There are a great many defensive issues with this kind of lineup, but there are also advantages. I believe that the 1-3-1 defense as a primary alternative to man to man is the proper choice. There is no doubt that Wake Forest will be forced out of man to man in many situations in the coming year. They will be ill-suited to defend the pick and roll. If the opposing team stretches the Deacon’s singular post player to the perimeter they will have very little help or switching opportunities. The help side will be too small to guard the rolling big, and the pick defender (SJM, Moore in particular) will be too slow to effectively switch. Hedge and recover is going to be the primary pick and roll option and when you are limited to one style of defensive strategy the offense can usually find a weakness.

The 1-3-1 offers the Deacons a few advantages:

  1. Maintain ball pressure. A perimeter oriented defense MUST cause turnovers to make up for the lack of rebounding. Sitting in a 2-3 zone is simply waiting to die a slow death. By extending the 1-3-1 outside the three point line the Deacons can cut down passing angles to the post, and create turnovers that put them in a position to start the fast break.
  2. Protect the post. Wake Forest has a junior with stamina issues, a sophomore who played a total of 68 minutes last year, and a freshman who seems very talented, but will almost certainly have an adjustment period. The Deacons simply can’t afford too much foul trouble on Moore and SJM, and both players have show a propensity to foul (Moore 11.4 pf per 40 min & SJM 12.9 pf per 40 min). The middle of the 1-3-1 zone is a fairly static position. This player is responsible for covering the free throw line to the two blocks. Minimizing our center position’s range of motion will maximize their physical gifts, and hopefully cut down on silly fouls.
  3. Protect the three point line. Today’s game is a three point game. It is easy to forget just how much better shooters are in today’s game than in year’s past. By extending the pressure the Deacons can force the dribble drive. By keeping their 7’0” post players in the middle of the paint, the Deacons will have someone to challenge the dribbler. Reducing opponent’s three point percentage by even a few points could mean the difference in whether the Deacons make it to post season play.
  4. Maximize their speed. Every defensive alignment has flaws, and the 1-3-1 is no exception. There are weaknesses in the corners particularly, and weakside rebounding can be a major concern. However, with 4 guards on the court, the Deacons could be a great scramble defense. The difference in a contested corner three pointer and an open corner three point is about a half step. Bryant Crawford, Brandon Childress, and Chaundee Brown have the speed to play multiple positions in the 1-3-1. A coach could station either of those three players at the top, the wing, or the baseline runner. Mitchell Wilbekin and Keyshawn Woods are better off on the wings, but the three speedsters above provide the Deacons with great flexibility.
  5. Steal it, Deal it, and let the CROWD feel it. I must give credit to my old boss (Tony Ingle, who is a coaching legend and now winning championships at Dalton State University) for that quote, but that is the kind of basketball that the Demon Deacons will need to play this year to be successful.
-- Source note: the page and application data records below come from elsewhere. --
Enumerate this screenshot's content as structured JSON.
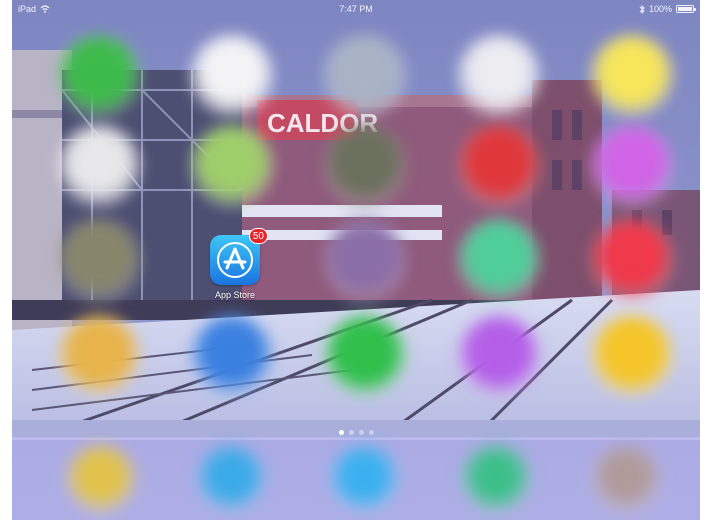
{
  "status_bar": {
    "device": "iPad",
    "time": "7:47 PM",
    "battery_text": "100%",
    "battery_level": 1.0,
    "wifi_icon": "wifi-icon",
    "bluetooth_icon": "bluetooth-icon",
    "battery_icon": "battery-icon"
  },
  "wallpaper": {
    "sign_text": "CALDOR"
  },
  "home_screen": {
    "app_store": {
      "label": "App Store",
      "badge": "50",
      "icon": "app-store-icon"
    },
    "blurred_app_colors": [
      [
        "#3dbb4a",
        "#f4f4f6",
        "#a9b3c4",
        "#ececf1",
        "#f7e65a"
      ],
      [
        "#e8e8ea",
        "#9fcf6a",
        "#6a705c",
        "#e0373a",
        "#d064e6"
      ],
      [
        "#88866a",
        null,
        "#8a6ea8",
        "#4fcf9a",
        "#f0394a"
      ],
      [
        "#e7b34a",
        "#3a80e0",
        "#2fbf4a",
        "#b45ee8",
        "#f5c52a"
      ]
    ],
    "pages": {
      "count": 4,
      "active": 0
    }
  },
  "dock": {
    "blurred_app_colors": [
      "#e1c24a",
      "#3aaae8",
      "#3ab0f0",
      "#3cbf8a",
      "#b09a9a"
    ]
  },
  "colors": {
    "badge": "#e7242b",
    "sky": "#6e78b4",
    "snow": "#dcdcf0"
  }
}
Last year the Deacons ranked 101st in possessions per game, and they will need to move up the list this coming season in order to have much success. The 1-3-1 will undoubtedly give up some easy baskets as some gambling is required to make it successful, but there will also be easy opportunities for scoring when the Deacons are able to create 4-on-3 and 3-on-2 breaks because of a steal. Besides, who doesn’t want to see more this?

This year’s Wake Forest basketball team most certainly has its work cut out for it as it aims to replace 60 minutes in its frontcourt. A little creativity and tolerance for risk would go a long ways towards continuing the positive momentum Manning has created. Wake Forest has a great group of guards, and an emerging group of centers. It will certainly be interesting to see how Manning and his staff maximize their abilities.